Restructuring The Way That My Site's Content Types Work
This post's featured URL for sharing metadata is https://www.jvt.me/img/profile.jpg.
In May I announced that I was extending my website to work with other post types, on this Hugo website.
When I first set it up, I decided to have a different content type in Hugo per content type, which meant I had folders such as
This worked for a time, and gave me an easy way to determine posting stats as I could just loop through the content types, and I would know how to display a reply as it's in
However, as I've been looking to create a Micropub endpoint to allow me to more easily publish these content types from my phone / my social reader, I've found that this complicated the logic within my Micropub server. This is because I'd need to take the incoming request, parse the Microformats data from it, and then publish it to my site with the right content type.
I've made this simpler now, as there is only the
mf2 content type to publish to, as I'm not planning to make it possible to publish blog posts like these via Micropub.
This new content type allows me to store in source control the Microformats representation of an entry, which makes it much easier to take the Micropub request and put it into the format my site needs, as well as making it easier to read the source format, too. Prior to the refactor, I would have to open the existing format, and do some mental translations to make it into the expected Microformats representation, which wasn't always the most fun.
I've decided to call this content type
mf2 as it's for anything that has the source format of a Microformats entry. I was originally thinking I'd called it
indie, but that doesn't map as well, as I could use it for non-Indie post types.
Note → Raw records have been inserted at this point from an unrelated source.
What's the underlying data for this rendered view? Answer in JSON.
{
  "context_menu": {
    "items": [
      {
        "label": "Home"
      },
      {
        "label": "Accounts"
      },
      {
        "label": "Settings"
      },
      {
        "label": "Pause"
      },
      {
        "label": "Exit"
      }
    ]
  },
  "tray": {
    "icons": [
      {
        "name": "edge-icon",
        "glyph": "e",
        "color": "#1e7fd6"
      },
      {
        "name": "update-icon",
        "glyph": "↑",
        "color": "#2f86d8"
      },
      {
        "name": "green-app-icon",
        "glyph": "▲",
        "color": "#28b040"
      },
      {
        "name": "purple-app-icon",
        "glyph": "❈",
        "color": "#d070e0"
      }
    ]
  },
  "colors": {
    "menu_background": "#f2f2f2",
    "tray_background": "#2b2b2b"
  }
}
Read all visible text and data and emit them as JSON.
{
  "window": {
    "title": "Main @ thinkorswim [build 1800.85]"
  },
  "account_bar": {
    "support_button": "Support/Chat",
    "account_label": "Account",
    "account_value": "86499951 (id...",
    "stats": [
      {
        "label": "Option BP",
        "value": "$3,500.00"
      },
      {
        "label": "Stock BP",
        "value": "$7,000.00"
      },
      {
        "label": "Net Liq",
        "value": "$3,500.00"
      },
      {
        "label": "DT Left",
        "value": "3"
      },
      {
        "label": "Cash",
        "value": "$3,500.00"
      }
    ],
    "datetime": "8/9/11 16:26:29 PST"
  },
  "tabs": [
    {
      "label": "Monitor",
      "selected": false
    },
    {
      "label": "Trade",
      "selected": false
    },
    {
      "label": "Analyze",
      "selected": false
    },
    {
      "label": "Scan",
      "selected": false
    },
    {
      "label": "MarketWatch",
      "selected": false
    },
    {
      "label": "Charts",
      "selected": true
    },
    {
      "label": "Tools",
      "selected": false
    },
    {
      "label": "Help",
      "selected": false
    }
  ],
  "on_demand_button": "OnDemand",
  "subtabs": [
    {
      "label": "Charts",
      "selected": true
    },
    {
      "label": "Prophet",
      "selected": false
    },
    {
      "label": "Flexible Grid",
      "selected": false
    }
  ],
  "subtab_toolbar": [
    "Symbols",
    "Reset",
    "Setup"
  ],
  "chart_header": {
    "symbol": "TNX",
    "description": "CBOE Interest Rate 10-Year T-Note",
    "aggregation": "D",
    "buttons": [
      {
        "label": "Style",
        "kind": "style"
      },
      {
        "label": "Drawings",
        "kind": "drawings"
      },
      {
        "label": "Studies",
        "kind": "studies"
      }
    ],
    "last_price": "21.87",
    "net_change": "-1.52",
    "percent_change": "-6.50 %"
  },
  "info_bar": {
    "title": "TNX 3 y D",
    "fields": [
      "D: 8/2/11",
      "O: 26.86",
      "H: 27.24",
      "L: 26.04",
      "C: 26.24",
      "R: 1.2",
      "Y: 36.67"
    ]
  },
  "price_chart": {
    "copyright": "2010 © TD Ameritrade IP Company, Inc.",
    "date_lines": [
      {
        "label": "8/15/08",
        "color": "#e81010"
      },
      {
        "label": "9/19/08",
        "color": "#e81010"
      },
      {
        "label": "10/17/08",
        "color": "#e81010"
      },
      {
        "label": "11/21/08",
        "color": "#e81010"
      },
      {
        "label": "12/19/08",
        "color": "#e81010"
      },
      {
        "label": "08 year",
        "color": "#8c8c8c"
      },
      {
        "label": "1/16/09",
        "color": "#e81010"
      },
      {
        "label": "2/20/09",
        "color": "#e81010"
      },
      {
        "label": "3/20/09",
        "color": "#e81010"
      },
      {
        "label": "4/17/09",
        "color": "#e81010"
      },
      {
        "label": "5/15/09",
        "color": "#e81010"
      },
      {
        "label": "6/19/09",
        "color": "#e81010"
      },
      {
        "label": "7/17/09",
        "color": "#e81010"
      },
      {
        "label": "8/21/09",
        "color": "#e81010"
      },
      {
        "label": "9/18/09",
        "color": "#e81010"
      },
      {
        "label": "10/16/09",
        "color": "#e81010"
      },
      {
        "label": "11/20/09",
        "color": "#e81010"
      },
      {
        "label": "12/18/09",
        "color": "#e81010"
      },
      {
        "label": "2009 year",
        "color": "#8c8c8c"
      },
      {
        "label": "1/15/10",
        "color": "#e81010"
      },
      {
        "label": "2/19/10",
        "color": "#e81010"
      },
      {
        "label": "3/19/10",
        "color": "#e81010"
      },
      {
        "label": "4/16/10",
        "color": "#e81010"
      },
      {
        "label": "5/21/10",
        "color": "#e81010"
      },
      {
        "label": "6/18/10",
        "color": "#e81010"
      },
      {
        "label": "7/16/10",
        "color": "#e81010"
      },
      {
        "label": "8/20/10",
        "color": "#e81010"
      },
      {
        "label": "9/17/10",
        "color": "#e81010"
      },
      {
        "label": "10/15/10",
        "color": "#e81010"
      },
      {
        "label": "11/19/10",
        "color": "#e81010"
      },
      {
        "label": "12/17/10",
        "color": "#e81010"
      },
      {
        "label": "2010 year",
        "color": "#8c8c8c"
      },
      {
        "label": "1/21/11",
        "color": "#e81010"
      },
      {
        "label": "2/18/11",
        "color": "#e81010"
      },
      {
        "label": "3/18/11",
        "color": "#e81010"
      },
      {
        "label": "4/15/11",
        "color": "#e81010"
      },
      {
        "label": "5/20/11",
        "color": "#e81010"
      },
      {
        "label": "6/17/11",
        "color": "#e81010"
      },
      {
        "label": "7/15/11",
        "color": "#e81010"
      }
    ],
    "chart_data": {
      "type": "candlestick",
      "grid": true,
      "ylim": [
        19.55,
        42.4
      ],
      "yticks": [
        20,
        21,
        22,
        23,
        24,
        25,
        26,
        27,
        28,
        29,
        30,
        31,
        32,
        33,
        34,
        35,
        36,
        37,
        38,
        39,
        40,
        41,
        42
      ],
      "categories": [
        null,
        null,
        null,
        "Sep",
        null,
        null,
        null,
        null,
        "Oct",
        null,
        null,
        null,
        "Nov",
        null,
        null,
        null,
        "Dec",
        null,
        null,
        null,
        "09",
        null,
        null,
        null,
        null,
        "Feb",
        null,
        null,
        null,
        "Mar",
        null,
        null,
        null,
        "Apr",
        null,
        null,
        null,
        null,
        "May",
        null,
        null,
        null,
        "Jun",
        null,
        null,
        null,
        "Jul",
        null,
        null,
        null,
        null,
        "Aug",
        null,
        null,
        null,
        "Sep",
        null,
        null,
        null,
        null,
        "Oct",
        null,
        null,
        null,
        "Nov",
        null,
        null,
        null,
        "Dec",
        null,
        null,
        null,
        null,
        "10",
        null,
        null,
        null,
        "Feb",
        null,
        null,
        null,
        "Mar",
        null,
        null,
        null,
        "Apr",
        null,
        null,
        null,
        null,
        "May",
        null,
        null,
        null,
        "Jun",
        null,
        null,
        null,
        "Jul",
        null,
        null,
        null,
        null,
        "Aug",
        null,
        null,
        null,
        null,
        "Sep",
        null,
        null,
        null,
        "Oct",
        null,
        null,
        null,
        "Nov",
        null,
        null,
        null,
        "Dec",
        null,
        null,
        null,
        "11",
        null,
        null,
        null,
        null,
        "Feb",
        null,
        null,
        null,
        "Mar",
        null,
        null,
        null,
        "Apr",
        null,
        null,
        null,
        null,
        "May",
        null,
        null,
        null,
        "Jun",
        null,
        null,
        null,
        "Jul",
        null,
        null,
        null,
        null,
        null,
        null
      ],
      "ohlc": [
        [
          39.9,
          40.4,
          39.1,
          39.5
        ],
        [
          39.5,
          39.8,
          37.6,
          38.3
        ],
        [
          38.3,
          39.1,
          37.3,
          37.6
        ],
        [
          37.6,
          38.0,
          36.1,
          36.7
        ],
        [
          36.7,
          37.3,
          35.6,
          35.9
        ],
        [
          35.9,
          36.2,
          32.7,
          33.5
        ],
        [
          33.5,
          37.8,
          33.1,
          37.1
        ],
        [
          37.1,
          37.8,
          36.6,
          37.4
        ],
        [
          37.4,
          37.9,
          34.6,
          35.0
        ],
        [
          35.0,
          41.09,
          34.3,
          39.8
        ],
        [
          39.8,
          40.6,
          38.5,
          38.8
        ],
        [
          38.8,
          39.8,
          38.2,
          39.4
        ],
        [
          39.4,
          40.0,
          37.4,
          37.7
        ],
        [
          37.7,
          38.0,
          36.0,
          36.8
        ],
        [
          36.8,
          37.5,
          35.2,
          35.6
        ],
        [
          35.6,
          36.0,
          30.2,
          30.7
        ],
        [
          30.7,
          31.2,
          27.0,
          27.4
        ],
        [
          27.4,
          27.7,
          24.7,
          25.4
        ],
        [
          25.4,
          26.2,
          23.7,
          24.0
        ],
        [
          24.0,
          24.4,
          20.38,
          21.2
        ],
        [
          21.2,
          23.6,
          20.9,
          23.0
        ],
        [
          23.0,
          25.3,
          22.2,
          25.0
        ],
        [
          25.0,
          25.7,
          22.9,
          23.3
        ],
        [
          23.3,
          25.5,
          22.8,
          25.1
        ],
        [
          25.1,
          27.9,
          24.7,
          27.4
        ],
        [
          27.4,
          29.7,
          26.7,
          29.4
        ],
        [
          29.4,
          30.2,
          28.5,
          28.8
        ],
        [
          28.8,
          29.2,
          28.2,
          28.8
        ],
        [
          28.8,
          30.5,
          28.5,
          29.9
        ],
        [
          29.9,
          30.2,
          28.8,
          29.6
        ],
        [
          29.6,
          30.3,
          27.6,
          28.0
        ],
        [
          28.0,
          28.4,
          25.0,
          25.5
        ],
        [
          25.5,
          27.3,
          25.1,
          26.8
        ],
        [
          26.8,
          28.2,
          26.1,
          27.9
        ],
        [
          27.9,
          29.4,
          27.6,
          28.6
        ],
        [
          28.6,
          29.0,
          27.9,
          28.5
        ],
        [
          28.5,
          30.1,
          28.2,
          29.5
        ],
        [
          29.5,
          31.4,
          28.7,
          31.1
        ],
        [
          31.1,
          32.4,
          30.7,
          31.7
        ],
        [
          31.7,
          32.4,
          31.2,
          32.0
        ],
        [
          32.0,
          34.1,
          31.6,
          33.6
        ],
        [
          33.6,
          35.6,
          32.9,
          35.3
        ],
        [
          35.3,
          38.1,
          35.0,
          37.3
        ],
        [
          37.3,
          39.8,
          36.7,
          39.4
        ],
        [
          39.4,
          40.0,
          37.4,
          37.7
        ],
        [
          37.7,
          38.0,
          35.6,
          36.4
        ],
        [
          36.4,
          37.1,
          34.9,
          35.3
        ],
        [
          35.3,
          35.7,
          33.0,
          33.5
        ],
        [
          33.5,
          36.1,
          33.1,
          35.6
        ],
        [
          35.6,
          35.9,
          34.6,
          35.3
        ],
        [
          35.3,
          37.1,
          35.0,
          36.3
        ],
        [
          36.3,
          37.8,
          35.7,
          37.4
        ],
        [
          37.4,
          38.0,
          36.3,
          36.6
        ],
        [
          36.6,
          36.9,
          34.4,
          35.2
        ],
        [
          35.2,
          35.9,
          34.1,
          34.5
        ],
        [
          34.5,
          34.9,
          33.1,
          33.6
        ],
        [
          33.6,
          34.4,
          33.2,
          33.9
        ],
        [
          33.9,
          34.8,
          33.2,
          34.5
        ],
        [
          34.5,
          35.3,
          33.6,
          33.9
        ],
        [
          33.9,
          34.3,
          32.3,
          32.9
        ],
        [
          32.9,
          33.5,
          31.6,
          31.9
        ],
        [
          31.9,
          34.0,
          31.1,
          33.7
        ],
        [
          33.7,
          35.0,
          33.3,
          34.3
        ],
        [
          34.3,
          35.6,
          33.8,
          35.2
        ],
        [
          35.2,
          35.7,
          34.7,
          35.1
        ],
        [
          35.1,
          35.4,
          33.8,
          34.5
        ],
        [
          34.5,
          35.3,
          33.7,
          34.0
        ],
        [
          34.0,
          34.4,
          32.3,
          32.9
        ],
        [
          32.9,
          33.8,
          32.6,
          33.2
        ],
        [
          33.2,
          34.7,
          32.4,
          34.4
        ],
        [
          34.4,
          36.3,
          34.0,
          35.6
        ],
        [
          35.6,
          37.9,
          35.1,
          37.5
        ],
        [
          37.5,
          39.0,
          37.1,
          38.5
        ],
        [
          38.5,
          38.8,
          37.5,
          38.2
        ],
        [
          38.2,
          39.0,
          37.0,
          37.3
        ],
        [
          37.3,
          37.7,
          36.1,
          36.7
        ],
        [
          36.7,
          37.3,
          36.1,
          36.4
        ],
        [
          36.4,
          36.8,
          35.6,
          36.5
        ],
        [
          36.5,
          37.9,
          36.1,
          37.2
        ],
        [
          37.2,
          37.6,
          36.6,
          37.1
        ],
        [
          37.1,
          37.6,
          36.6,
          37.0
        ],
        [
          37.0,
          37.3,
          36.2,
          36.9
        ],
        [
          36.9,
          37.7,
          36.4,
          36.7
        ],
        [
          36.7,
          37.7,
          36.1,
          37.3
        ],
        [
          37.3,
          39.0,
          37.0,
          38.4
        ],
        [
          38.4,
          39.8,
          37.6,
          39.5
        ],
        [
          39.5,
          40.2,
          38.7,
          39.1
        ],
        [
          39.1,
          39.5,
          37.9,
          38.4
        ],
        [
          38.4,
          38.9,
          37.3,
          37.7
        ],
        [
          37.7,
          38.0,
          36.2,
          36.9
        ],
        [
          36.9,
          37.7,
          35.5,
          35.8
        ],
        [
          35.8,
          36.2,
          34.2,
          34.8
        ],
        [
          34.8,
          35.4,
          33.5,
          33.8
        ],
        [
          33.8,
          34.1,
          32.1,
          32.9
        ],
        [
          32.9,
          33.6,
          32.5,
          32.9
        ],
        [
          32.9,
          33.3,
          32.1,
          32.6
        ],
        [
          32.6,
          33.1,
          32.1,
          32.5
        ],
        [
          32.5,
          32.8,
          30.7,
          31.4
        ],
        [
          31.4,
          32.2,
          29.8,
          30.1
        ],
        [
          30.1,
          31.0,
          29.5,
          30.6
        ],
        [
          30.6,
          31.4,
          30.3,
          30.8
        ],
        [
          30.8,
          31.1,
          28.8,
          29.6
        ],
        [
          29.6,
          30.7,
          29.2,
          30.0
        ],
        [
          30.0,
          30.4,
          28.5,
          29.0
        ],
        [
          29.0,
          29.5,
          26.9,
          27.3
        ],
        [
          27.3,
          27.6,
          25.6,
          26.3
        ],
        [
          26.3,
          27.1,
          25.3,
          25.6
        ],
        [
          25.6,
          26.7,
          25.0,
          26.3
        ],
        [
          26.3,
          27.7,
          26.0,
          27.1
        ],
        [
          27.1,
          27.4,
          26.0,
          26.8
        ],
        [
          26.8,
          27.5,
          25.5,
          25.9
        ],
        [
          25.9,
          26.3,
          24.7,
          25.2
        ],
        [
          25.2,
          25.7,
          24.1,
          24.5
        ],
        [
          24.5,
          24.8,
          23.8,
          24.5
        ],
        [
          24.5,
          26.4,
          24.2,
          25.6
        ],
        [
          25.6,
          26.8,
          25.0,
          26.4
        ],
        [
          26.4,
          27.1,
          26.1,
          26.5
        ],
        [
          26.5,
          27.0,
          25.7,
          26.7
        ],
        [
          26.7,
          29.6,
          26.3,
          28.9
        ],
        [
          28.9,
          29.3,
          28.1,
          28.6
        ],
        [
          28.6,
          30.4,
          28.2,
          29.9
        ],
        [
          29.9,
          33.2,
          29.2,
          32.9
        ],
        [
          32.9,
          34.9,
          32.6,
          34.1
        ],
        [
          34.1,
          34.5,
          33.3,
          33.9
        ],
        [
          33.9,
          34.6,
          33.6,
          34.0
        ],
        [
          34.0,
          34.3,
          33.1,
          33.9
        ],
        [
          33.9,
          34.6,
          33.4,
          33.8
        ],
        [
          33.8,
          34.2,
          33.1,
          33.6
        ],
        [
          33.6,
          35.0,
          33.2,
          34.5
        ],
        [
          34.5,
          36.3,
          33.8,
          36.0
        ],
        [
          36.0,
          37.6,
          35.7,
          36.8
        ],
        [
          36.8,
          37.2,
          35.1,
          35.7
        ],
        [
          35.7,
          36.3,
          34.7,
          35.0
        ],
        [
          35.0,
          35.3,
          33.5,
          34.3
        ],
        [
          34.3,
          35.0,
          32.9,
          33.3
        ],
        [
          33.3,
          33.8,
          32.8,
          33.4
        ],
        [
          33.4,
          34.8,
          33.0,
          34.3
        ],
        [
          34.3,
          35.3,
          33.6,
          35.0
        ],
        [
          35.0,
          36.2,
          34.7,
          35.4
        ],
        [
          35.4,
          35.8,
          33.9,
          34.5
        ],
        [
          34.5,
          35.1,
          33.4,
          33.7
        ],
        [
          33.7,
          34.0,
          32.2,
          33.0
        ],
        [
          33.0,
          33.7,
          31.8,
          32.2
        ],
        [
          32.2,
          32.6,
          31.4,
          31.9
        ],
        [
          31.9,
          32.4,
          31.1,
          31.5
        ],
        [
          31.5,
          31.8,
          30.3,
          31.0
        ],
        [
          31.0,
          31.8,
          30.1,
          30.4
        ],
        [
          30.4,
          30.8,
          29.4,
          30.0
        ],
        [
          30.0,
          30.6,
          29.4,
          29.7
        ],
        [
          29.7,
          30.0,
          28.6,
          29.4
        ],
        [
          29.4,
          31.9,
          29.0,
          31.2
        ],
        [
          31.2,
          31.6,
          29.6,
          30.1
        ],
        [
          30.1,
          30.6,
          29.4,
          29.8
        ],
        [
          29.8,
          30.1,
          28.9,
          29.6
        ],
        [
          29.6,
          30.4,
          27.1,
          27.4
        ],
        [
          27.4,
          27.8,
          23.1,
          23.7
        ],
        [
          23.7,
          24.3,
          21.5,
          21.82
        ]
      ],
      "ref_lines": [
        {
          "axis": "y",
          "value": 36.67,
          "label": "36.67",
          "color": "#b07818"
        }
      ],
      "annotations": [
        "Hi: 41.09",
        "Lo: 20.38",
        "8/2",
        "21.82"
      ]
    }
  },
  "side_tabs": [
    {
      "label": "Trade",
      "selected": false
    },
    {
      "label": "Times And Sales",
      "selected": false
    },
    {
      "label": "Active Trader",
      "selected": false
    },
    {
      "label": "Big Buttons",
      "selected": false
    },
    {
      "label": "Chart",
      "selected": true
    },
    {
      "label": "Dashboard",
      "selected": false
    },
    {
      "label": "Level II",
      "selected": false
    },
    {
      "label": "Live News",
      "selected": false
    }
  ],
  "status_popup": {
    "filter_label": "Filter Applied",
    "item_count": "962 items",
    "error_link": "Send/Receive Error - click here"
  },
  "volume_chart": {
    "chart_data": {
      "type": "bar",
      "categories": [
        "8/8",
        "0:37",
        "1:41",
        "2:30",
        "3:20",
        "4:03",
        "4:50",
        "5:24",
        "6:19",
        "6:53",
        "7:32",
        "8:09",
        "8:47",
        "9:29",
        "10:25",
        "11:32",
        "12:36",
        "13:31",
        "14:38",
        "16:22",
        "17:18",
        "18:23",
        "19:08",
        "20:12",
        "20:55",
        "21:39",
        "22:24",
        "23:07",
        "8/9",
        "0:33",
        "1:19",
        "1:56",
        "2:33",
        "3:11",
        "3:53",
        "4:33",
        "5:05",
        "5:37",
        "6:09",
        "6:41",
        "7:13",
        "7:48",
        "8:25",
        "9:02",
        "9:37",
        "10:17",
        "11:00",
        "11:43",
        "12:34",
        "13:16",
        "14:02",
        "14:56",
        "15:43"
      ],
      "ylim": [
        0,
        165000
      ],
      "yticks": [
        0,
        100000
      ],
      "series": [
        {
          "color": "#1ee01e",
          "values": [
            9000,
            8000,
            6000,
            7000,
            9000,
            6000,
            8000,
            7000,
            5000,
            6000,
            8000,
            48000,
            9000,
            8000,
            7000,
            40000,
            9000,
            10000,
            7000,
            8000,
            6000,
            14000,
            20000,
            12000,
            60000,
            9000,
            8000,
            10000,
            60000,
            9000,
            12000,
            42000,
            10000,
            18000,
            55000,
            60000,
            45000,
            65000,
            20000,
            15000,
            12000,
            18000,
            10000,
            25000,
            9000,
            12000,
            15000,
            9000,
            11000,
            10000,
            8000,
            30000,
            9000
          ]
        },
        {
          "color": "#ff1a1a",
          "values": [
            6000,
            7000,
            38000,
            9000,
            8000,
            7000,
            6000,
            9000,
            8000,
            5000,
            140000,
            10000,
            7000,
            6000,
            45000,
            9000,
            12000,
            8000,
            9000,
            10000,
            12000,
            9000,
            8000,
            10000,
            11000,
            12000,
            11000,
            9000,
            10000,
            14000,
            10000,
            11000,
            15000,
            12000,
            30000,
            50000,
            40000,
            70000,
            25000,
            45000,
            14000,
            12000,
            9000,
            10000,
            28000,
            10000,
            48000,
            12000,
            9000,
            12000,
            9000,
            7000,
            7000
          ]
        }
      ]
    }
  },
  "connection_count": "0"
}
Unfortunately the approach of having a single content type for Microformats means that I've now got a much harder job rendering the content, as there needs to be logic in there to determine what a post's type is. I feel that this complexity makes more sense to be in the theme and how it renders content, rather than in the Micropub endpoint, but I'm still not 100% sure about it so I may revert this in the future!
UPDATE: As of 2019-08-28, this is no longer true! I've now put the logic into my Micropub server and it's made my theme much easier to work with, go me!
What did I have to do?
To perform this refactor, I needed to first look at what the content should look like for Hugo. To do this, I ran my content through the microformats-ruby library to parse out the rendered
With this, I then added some extra metadata that was required by Hugo, such as the tags and date.
For RSVPs, I had a bit more work, due to the work I did to create an iCalendar feed for my RSVPs, which means that I've got a bit more metadata that I'm storing for each of these events I'm RSVPing to. This required a bit more manual workaround to get it working.
As mentioned above, I had the harder work of adding a lot of logic into my templates to render the content type correctly depending on what the underlying type was. Before I could do it based on which content type it was in (i.e. is it in the
content/likes/ folder?) but now we have to do a bit more work.
The largest piece of work was to sort out the posting frequency statistics, as they needed to change how they worked, as it used to loop through all content types, but now that is impossible due to them being all the same content type. After some time I managed to get around it, and it's now functionally the same as the existing view.
Finally, there was a bit of restructure of the project and how things worked, and getting all the templates being called correctly.
As with other large refactors of the site, I've wanted to make sure that I don't break anything, especially permalinks from others' sites to this one.
To check permalinks, I pulled the RSS feed from my live site, extracted all the links, and checked if they resolved with this new site. I found that obviously, no they didn't, as I've restructured the site - good! I wanted this to fail.
Then, I used Hugo's alias functionality to match the old URLs and redirect them to the new post. This means that anyone following the links will get redirected - awesome!
I also wanted to make sure that the Microformats representation of the site was still valid, so I didn't break any social readers / parsers who were trying to read the site.
Fortunately, I had a lot of the existing work already done, using HTMLProofer, but I needed to rework it to understand what a like looks like compared to a reply, as it could no longer rely on the directory structure.
This testing again saved me, because I found that I'd not correctly set up my new bookmarks template, so that would've broken anyone wanting to read bookmarks, as well as noticing that I'd accidentally added a nested
h-entry which broke the parsing, too.
That's the whole reason we test things, so it's great to catch it!
I use Kwalify as a schema validation tool, to make sure that all content for the site is well-formed, checking that i.e. my description has a full stop, and that I have at least one tag on a piece of content. However, as I move to Micropub, I didn't want to duplicate the schema validation across both this site and the Micropub endpoint, so I decided to remove it from my Kwalify checks.
This is largely because I don't want to be writing any of these Indie post types manually, as they should be written through my Micropub endpoint. The longer I leave it the more painful it will be, so the more I'll be forced to finally write it. (As an aside, it was mostly written, it just didn't have the right schema to create the files in this repo).
Note to self - try not to do vast refactors of your site!